Spring events to restore lakes and rivers

Thanks to support of volunteers and partners, Great River Greening is expecting to host over 1,000 volunteers this spring in public and private restoration events that kick off mid-April.
Volunteers planting at Cedar Lake Farm Regional Park
[Spring 2013] With registration for this season’s activities now open, volunteers are eager to work at some new sites as well as return to old favorites. The latter include projects to restore a rare urban trout stream, open up stunning views of the Minnesota Valley from a cloak of overgrown undesirable shrubs, and protect the last remaining undeveloped shoreline on Cedar Lake, in New Prague.

Shoreline transformation made possible by volunteers and supporters

Work at Cedar Lake Farm Regional Park is scheduled for May 18, when 100 volunteers will work to help transform a diversion ditch into a wetland at the park by planting native upland and aquatic vegetation, augmenting the site engineering and excavation already completed by Greening ecologists.

The wetland has added a half acre of surface water along the shore of Cedar Lake. Frogs, muskrats and turtles have already moved in to the new habitat. The May 18 planting event will further enhance the educational opportunities and wildlife value. Volunteers are truly making a difference for the site, joining the 150 Greening volunteers who last fall planted native shrubs for a shoreline buffer (pictured above).

Cedar Lake Farm Regional Park was identified as one of the Last Best Places in the Metropolitan Council’s Regional Parks Policy Plan. It boasts attractions that park-goers love including wetlands, mixed woodlands, picnic areas, horseshoe pits, open fields, a lake, and over 4,000 feet of pristine lakeshore for swimming and other lake sports, including shore fishing. The lake has ample supply of bluegill and walleye, black crappie, largemouth bass, northern pike, and yellow perch.

Long term plans for the park involve further enhancing the wildlife value of the area and educational opportunities for stewards of tomorrow to learn about native species, aquatic life, and restoration.

One of Great River Greening’s metro area programs, this project is made possible with support from Scott County Parks, Scott Watershed Management Organization, Three Rivers Park District, Minnesota Department of Natural Resources, and the Minnesota Environment and Natural Resources Trust Fund.

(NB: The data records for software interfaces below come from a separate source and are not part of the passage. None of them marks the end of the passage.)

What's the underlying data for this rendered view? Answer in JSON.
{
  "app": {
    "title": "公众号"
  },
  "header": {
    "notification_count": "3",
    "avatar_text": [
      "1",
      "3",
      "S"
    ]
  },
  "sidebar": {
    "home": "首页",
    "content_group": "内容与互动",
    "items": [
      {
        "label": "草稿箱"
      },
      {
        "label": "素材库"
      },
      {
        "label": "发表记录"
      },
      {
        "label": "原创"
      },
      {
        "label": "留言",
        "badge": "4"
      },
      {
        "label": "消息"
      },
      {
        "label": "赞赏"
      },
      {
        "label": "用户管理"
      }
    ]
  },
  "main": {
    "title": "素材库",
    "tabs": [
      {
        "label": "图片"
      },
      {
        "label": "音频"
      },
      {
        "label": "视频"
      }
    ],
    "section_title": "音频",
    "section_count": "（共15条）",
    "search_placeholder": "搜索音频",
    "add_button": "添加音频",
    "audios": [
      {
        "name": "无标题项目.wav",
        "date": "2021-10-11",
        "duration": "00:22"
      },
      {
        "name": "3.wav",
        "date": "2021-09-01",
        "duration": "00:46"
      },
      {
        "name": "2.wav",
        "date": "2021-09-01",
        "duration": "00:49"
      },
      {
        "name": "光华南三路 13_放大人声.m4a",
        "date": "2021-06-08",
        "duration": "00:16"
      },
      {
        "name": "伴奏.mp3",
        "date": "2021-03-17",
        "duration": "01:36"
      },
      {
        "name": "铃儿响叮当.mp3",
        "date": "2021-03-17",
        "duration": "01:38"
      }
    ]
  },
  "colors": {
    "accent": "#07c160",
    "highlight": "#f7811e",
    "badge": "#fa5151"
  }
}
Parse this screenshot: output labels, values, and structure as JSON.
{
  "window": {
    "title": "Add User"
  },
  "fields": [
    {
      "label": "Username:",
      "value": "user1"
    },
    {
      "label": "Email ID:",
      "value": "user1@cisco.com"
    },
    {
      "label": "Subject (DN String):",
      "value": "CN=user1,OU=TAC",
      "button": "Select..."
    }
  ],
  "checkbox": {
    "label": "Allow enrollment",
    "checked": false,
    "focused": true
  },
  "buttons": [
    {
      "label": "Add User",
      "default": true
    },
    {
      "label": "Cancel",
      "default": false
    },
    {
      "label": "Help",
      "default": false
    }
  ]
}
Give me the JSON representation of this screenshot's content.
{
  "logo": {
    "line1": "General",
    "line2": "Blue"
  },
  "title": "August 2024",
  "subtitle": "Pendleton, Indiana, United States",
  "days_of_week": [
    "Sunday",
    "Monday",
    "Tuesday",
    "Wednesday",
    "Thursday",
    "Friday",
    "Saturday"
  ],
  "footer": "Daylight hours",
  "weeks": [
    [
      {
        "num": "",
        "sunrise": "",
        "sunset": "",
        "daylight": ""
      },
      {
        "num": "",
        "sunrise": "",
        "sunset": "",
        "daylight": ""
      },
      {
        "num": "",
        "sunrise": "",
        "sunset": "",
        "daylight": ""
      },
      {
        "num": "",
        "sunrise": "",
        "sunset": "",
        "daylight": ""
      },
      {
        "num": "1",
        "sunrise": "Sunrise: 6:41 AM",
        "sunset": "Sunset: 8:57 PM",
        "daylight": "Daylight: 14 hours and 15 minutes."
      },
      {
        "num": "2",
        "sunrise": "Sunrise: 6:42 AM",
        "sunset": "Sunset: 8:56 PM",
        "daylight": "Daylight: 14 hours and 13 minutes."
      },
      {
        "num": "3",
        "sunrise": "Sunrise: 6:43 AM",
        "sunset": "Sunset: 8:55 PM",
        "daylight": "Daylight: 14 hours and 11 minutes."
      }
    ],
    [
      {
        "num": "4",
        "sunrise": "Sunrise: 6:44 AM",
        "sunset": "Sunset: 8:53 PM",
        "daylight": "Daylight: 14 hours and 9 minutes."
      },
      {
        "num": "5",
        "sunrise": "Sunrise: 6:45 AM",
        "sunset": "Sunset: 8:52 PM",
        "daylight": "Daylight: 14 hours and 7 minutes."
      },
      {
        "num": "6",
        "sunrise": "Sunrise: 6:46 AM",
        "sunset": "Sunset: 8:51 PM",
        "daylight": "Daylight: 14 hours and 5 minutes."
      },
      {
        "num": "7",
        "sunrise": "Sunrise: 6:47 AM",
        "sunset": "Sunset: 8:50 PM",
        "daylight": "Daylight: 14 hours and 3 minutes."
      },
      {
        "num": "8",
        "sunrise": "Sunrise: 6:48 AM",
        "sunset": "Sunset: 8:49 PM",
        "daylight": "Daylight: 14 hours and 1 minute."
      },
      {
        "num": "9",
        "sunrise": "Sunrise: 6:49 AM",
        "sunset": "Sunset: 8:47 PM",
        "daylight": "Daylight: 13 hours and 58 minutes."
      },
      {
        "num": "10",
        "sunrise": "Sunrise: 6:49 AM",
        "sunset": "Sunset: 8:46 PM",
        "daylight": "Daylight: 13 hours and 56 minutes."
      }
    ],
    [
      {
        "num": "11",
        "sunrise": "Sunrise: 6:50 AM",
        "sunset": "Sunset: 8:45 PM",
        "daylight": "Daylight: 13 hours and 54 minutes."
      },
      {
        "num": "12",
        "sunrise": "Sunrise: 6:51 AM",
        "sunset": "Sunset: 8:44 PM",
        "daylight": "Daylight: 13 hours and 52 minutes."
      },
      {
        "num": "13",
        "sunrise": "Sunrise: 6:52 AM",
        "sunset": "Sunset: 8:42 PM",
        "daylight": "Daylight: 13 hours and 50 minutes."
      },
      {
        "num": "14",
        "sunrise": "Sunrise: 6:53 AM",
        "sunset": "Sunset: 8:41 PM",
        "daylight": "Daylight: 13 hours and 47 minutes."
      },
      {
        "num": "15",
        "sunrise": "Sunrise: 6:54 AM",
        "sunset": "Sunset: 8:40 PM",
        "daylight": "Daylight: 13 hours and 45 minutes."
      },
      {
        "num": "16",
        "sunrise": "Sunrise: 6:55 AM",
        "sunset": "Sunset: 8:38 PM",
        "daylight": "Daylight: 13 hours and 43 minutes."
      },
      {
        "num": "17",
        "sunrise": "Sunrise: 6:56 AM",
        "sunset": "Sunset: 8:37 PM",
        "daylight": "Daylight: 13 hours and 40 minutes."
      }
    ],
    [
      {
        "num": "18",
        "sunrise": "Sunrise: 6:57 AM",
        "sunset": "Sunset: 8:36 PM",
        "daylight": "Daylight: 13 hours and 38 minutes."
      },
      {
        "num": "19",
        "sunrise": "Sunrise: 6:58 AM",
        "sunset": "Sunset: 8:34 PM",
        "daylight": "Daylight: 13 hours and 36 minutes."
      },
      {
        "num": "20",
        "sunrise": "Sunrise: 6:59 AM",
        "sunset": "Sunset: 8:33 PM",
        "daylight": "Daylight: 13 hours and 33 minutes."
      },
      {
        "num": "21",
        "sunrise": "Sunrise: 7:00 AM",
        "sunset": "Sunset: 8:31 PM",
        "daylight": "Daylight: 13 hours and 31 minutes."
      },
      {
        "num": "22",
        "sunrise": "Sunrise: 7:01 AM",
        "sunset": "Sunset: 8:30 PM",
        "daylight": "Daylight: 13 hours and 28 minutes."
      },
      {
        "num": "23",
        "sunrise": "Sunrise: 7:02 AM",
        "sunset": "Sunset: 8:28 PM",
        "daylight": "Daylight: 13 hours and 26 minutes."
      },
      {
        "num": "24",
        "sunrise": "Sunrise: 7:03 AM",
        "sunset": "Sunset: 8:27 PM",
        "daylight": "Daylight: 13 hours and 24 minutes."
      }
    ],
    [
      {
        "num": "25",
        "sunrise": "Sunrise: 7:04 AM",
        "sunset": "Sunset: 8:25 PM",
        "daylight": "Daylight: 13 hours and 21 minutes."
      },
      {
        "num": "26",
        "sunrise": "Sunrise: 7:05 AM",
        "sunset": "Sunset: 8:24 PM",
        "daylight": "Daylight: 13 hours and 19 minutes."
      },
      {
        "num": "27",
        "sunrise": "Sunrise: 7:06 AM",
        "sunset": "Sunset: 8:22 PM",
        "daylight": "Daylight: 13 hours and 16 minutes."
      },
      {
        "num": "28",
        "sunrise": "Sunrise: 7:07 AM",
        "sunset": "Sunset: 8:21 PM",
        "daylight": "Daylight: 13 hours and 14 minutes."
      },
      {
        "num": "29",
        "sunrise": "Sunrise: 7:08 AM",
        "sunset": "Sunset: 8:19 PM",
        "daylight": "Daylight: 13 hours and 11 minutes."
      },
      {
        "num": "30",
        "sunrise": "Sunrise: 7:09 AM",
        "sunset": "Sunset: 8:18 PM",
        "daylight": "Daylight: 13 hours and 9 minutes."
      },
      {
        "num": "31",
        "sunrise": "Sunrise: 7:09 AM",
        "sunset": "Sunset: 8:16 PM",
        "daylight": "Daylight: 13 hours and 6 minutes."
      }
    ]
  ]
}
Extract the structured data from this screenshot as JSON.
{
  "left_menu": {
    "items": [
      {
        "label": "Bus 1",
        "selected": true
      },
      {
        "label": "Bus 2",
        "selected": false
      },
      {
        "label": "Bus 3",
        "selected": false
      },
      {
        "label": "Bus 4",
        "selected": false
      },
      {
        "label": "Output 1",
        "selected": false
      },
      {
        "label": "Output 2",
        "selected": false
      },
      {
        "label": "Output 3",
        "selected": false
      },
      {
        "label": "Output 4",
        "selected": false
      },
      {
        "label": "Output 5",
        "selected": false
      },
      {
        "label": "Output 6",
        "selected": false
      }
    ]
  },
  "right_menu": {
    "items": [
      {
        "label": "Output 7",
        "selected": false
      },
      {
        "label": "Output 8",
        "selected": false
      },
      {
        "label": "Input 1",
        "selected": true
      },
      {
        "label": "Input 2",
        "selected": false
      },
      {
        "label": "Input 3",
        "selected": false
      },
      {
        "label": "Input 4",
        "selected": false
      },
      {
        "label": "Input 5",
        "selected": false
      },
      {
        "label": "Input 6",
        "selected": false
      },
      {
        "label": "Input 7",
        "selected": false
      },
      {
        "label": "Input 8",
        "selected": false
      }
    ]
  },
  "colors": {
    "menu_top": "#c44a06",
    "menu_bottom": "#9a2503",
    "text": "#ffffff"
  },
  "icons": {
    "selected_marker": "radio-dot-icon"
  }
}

Sign up for this event or any of our spring events  the registration page  >